- [Data supplied]:
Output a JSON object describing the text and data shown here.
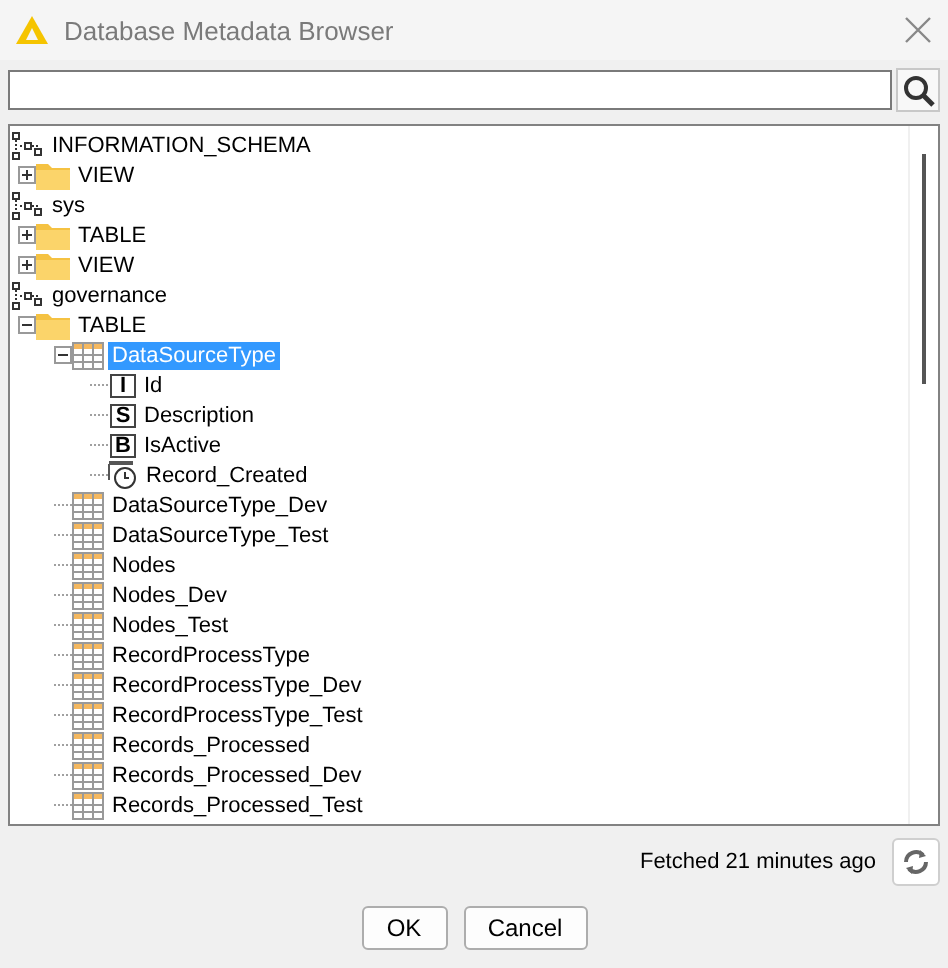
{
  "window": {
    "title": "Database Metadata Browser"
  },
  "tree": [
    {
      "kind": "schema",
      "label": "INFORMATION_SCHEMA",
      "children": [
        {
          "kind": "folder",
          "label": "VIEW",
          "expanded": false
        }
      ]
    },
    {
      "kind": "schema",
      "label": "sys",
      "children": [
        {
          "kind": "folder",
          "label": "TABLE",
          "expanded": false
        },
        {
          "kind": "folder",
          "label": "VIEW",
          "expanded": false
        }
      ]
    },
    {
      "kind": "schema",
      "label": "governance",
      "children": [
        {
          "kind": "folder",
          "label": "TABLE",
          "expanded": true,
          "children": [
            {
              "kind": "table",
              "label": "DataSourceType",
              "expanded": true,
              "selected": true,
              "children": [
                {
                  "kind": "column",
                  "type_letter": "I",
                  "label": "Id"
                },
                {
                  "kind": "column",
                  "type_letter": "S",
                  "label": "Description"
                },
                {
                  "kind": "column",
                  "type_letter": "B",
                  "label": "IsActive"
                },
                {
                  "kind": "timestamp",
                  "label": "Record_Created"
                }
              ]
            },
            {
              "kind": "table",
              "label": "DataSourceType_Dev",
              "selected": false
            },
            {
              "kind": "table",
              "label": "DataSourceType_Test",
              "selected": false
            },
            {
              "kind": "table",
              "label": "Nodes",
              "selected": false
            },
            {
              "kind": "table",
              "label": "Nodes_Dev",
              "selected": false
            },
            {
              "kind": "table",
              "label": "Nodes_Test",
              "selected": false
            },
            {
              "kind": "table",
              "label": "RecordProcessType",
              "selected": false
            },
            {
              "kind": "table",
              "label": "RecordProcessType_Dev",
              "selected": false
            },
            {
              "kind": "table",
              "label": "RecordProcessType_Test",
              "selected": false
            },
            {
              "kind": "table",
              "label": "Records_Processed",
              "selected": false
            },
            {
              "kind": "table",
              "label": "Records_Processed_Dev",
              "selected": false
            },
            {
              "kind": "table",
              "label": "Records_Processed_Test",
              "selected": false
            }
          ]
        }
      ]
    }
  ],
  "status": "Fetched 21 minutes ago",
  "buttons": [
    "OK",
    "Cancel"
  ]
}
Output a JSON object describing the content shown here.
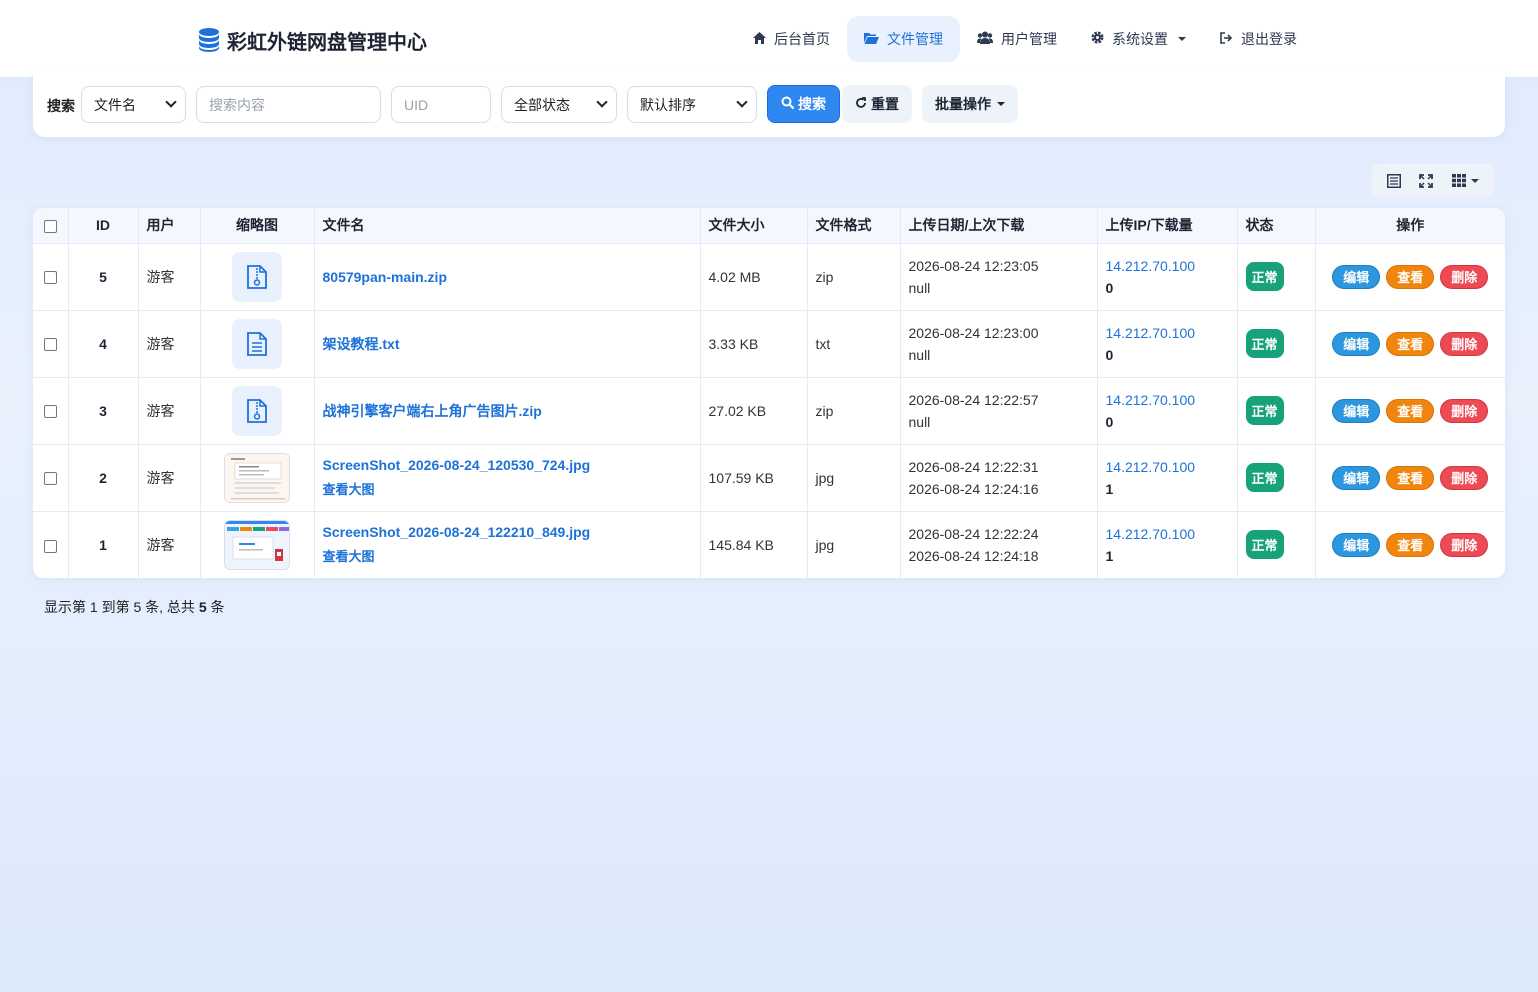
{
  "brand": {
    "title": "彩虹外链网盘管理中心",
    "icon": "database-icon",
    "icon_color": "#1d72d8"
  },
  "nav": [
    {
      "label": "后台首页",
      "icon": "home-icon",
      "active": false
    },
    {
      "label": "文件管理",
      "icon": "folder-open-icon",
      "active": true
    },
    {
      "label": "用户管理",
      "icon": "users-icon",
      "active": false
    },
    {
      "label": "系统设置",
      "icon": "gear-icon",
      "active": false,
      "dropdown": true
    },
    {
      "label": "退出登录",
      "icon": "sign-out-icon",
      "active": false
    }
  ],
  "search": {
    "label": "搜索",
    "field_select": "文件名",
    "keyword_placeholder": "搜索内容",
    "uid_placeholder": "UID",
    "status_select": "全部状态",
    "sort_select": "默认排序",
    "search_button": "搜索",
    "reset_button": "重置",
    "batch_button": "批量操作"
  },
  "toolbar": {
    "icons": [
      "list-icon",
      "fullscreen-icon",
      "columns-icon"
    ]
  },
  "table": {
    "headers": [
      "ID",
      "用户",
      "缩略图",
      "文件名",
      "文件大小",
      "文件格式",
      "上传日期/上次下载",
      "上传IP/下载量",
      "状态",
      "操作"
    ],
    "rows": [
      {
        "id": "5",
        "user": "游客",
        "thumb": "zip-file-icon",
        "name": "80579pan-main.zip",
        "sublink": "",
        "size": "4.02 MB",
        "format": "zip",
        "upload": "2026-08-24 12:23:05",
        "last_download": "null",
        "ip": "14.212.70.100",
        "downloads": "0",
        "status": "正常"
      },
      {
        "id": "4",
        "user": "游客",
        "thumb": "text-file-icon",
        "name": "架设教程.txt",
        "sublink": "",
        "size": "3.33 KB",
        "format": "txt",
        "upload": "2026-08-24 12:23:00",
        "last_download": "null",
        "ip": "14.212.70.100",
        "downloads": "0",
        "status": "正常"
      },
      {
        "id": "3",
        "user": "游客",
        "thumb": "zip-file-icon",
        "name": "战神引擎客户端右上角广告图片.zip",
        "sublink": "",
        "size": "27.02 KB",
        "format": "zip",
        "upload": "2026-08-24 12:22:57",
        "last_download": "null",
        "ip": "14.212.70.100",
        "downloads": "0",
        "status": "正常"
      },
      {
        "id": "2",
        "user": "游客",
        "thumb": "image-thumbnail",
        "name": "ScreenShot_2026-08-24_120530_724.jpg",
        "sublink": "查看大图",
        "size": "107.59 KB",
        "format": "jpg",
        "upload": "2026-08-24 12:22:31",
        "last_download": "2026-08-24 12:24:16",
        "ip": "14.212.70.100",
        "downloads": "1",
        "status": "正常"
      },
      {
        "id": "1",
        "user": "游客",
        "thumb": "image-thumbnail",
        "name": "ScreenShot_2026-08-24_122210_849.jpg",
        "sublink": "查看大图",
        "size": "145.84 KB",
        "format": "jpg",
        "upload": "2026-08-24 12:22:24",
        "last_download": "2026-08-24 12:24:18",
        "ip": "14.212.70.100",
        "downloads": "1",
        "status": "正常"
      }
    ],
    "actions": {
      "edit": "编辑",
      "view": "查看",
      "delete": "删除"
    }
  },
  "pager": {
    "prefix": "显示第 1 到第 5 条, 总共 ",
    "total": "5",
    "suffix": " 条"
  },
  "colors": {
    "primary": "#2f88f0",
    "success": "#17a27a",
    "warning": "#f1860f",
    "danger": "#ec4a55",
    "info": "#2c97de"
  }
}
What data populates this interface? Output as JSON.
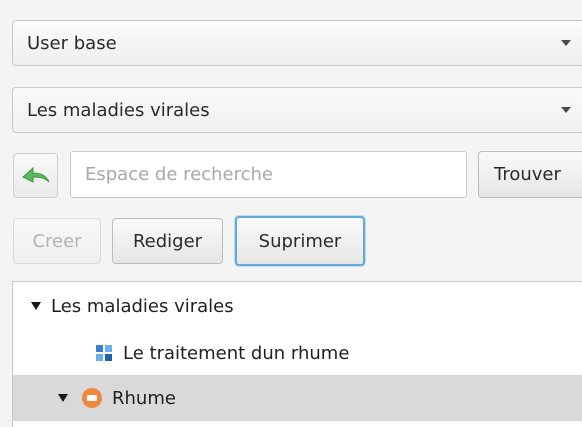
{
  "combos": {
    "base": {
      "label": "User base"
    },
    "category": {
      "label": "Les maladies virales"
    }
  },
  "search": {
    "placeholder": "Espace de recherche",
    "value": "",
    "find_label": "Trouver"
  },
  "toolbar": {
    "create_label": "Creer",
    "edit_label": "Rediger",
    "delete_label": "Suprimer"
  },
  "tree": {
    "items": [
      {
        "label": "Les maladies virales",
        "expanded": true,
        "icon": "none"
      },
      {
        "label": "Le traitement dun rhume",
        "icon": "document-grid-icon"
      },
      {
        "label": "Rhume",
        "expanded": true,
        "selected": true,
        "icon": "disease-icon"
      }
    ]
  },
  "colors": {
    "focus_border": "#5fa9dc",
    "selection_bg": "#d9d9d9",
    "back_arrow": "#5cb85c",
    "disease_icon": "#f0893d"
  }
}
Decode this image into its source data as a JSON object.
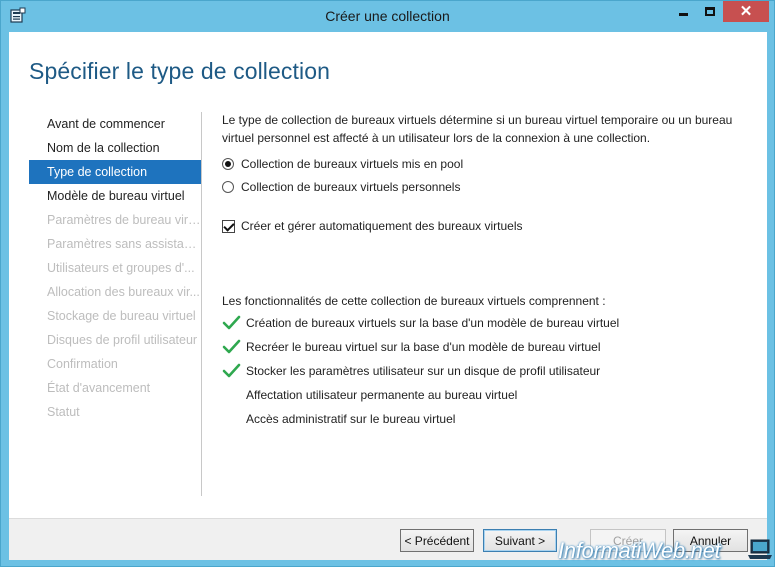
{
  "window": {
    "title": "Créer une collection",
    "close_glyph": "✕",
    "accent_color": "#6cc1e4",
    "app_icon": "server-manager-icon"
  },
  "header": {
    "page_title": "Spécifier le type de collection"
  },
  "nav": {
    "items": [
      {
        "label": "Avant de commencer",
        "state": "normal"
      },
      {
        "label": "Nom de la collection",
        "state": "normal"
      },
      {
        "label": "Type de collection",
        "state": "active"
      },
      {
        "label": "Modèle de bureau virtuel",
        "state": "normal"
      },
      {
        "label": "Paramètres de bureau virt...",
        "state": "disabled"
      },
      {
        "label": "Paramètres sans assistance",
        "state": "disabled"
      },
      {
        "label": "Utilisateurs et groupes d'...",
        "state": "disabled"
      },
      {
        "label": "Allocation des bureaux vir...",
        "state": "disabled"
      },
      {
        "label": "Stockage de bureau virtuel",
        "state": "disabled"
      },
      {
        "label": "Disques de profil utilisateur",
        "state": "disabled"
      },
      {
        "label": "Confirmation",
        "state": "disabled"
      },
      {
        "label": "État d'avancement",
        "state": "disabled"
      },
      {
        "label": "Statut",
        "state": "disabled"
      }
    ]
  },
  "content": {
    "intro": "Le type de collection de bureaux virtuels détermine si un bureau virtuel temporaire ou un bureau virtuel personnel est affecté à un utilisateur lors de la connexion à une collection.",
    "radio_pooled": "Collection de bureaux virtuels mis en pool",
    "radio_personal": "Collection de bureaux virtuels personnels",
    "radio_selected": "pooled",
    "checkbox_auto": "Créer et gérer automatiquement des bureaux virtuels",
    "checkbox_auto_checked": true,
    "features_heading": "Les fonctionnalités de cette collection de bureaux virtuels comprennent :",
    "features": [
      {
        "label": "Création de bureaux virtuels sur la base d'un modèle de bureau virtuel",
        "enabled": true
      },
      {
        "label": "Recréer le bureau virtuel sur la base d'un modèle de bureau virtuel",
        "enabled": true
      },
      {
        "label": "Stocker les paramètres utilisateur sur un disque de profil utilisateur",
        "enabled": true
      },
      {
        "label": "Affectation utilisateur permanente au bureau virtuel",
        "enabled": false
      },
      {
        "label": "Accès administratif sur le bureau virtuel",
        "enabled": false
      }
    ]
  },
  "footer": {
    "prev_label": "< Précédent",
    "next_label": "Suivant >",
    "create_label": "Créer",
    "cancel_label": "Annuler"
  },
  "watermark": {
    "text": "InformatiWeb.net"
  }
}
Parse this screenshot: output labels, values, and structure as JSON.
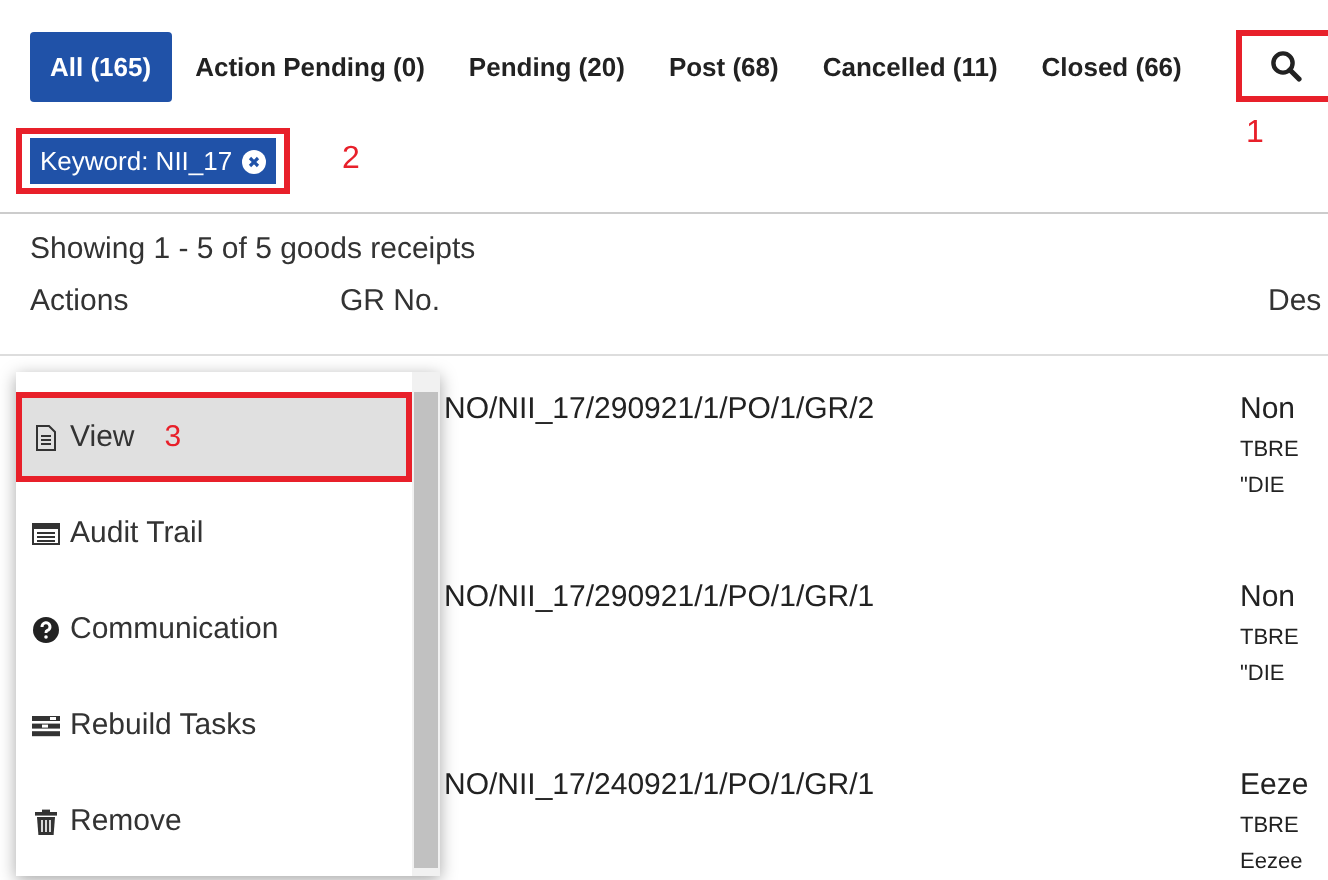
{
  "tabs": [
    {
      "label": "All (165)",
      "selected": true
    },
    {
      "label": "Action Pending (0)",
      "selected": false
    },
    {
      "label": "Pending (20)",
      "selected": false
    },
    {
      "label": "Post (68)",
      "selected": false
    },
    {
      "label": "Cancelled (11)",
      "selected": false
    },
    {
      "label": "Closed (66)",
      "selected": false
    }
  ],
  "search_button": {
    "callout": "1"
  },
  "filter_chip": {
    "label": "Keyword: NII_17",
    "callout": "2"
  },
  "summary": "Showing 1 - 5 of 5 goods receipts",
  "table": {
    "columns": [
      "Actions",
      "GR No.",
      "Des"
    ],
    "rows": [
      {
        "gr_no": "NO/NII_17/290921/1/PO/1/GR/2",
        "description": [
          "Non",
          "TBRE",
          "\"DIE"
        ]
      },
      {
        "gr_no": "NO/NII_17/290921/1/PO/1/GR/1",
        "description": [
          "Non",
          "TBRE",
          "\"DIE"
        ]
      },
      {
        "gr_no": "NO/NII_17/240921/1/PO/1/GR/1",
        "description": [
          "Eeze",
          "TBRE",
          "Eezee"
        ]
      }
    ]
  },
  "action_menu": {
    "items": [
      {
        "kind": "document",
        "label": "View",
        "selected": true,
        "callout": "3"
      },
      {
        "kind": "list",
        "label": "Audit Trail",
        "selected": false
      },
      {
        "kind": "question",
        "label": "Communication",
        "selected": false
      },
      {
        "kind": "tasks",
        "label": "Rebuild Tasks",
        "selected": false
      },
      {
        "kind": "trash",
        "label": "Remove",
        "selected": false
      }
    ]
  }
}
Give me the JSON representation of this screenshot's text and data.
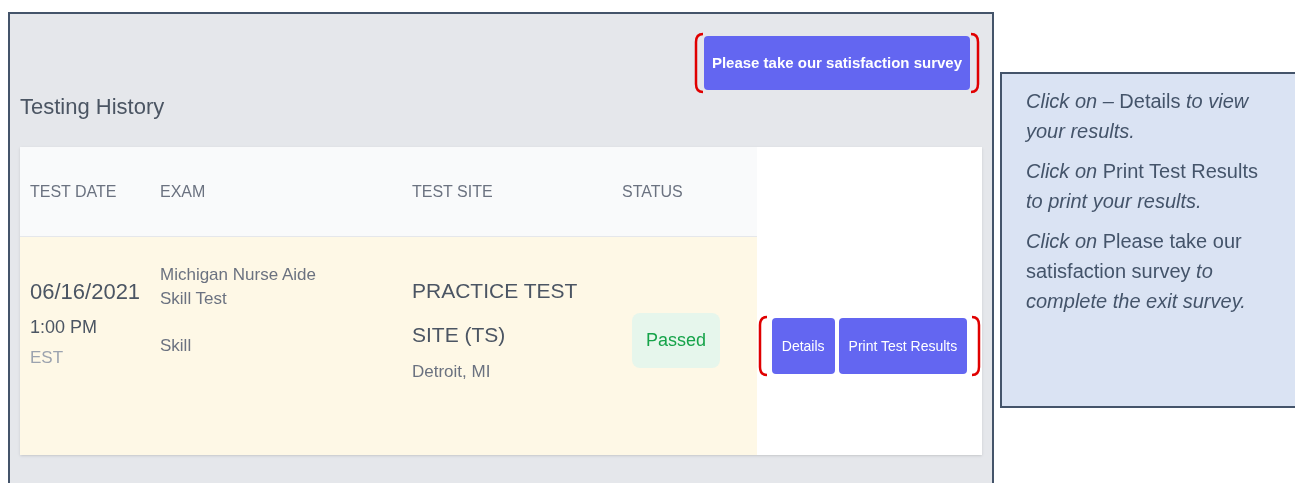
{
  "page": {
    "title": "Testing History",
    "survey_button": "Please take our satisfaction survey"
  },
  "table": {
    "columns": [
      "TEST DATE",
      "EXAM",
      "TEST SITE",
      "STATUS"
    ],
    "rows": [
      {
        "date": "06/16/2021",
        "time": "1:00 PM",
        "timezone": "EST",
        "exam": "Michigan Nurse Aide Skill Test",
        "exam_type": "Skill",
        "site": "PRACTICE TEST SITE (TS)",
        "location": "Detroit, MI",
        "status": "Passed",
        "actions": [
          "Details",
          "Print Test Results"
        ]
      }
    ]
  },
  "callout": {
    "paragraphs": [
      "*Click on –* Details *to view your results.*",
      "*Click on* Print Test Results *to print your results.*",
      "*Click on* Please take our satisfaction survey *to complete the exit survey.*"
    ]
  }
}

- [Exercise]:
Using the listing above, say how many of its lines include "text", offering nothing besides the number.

- [The answer]:
4